During cell division, each chromosome is attached to a kind of cellular winch, and just before the cells divide, the winches drag the chromosomes into the new daughter cells, according to the Oklahoma Medical Research Foundation.
What Dawson and Meyer found was that the cells kept making mistakes as they attached the chromosomes to the winches, according to the foundation.
Genes fix mistakes
Upon further study, they found that two genes, IPL1 and MPS1, acted as regulators to fix the mistakes that were being made.
“What Regis found is that one of them, IPL1, disconnects bad attachments, so it undoes the bad attachment, and the second one, MPS1, makes new attachments and helps the chromosomes back to the middle of the cell where they can start the whole process over again,” Dawson said.
The researchers' discovery of what role these two genes play in cell division could help other scientists — for example, cancer researchers.
When cell division is not regulated correctly, health problems such as cancer can result, according to the library.
Dawson and Meyer hope their work will give cancer researchers a better idea of what role the genes play in cell division, which could lead to a better understanding of why cancer cells develop.
“The next step for us is to try to identify the exact target gene that MPS1 is controlling when it makes these new attachments,” Dawson said.

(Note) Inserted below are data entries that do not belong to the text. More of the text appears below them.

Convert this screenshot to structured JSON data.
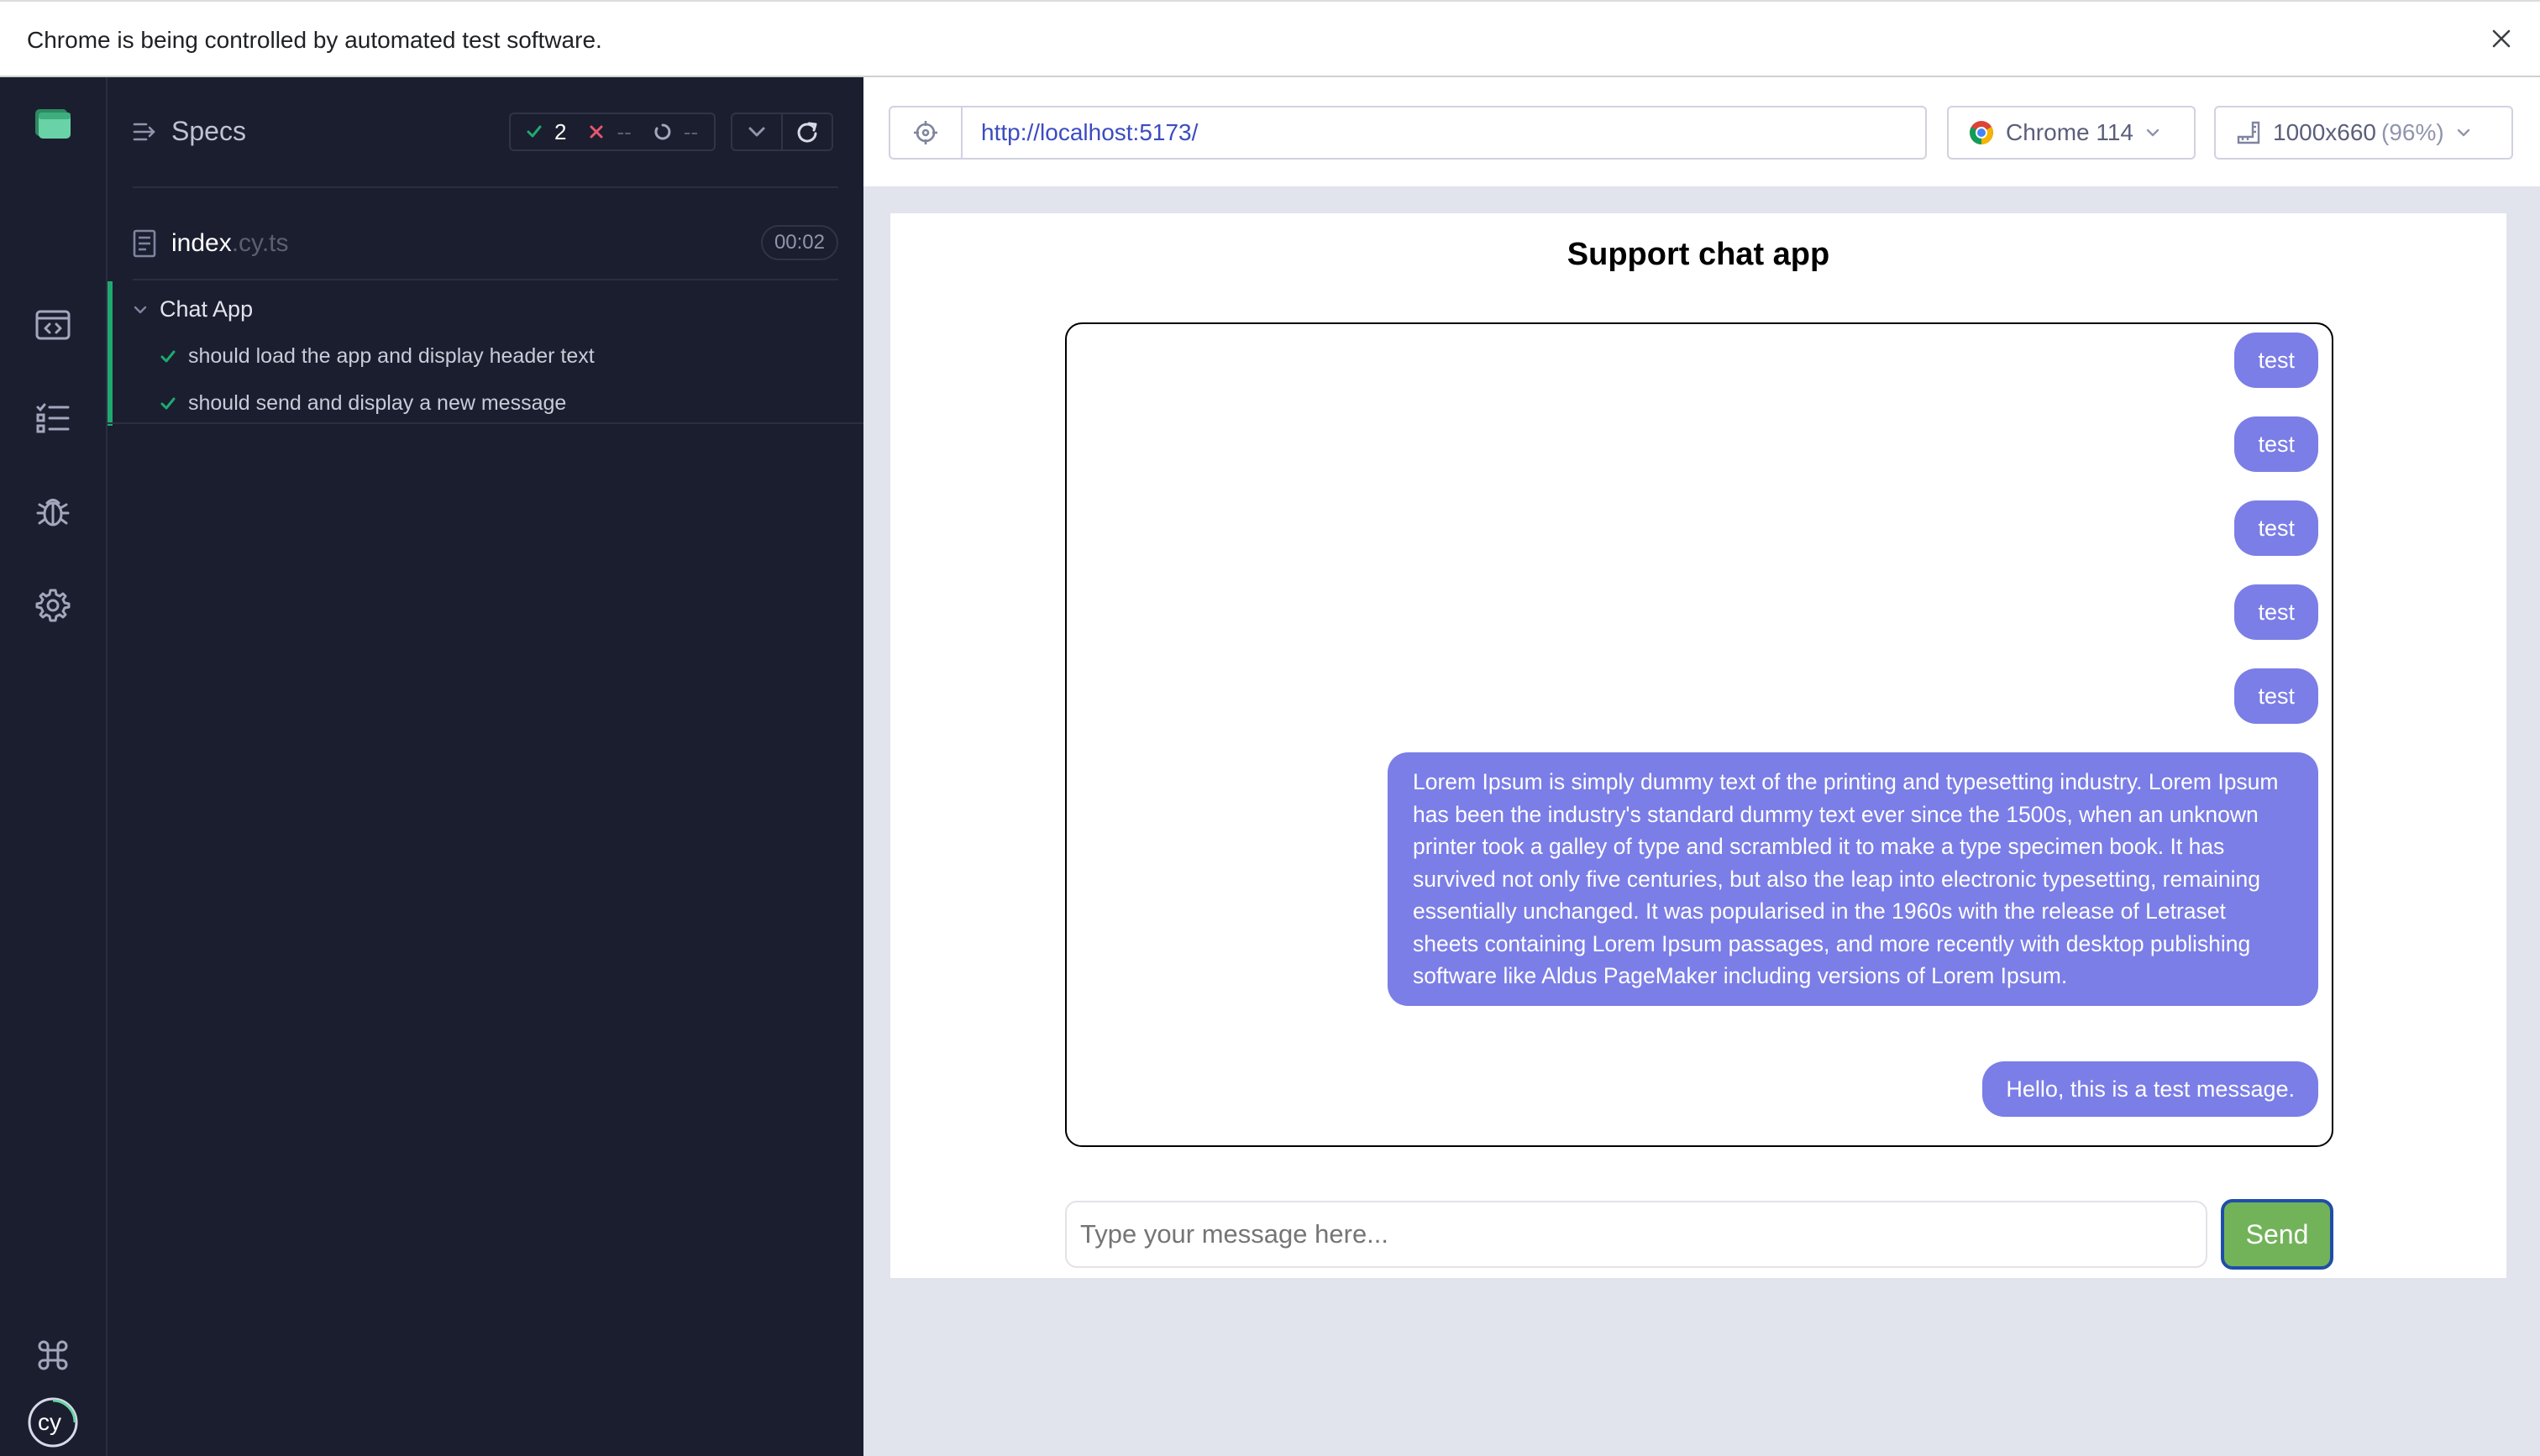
{
  "infobar": {
    "message": "Chrome is being controlled by automated test software.",
    "close_icon": "close-icon"
  },
  "nav": {
    "items": [
      "cypress-app-icon",
      "code-window-icon",
      "test-list-icon",
      "bug-icon",
      "gear-icon",
      "command-key-icon",
      "cypress-logo-icon"
    ]
  },
  "reporter": {
    "title": "Specs",
    "stats": {
      "passed": "2",
      "failed": "--",
      "pending": "--"
    },
    "spec": {
      "name": "index",
      "ext": ".cy.ts",
      "duration": "00:02"
    },
    "suite": {
      "title": "Chat App",
      "tests": [
        {
          "title": "should load the app and display header text",
          "status": "passed"
        },
        {
          "title": "should send and display a new message",
          "status": "passed"
        }
      ]
    }
  },
  "aut": {
    "url": "http://localhost:5173/",
    "browser": "Chrome 114",
    "viewport_size": "1000x660",
    "viewport_scale": "(96%)"
  },
  "chat_app": {
    "title": "Support chat app",
    "messages": [
      "test",
      "test",
      "test",
      "test",
      "test",
      "Lorem Ipsum is simply dummy text of the printing and typesetting industry. Lorem Ipsum has been the industry's standard dummy text ever since the 1500s, when an unknown printer took a galley of type and scrambled it to make a type specimen book. It has survived not only five centuries, but also the leap into electronic typesetting, remaining essentially unchanged. It was popularised in the 1960s with the release of Letraset sheets containing Lorem Ipsum passages, and more recently with desktop publishing software like Aldus PageMaker including versions of Lorem Ipsum.",
      "Hello, this is a test message."
    ],
    "input_placeholder": "Type your message here...",
    "send_label": "Send"
  },
  "colors": {
    "sidebar_bg": "#1b1e2e",
    "pass_green": "#1fa971",
    "fail_red": "#e45770",
    "bubble": "#7b7ee6",
    "send_button": "#72b35a"
  }
}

“The big step we made forward was to find out the process that MPS1 is controlling, and now we want to get really molecular, and find out what exact gene is MPS1 regulating so that the new attachments get made. That's what we're hot on the trail of right now.”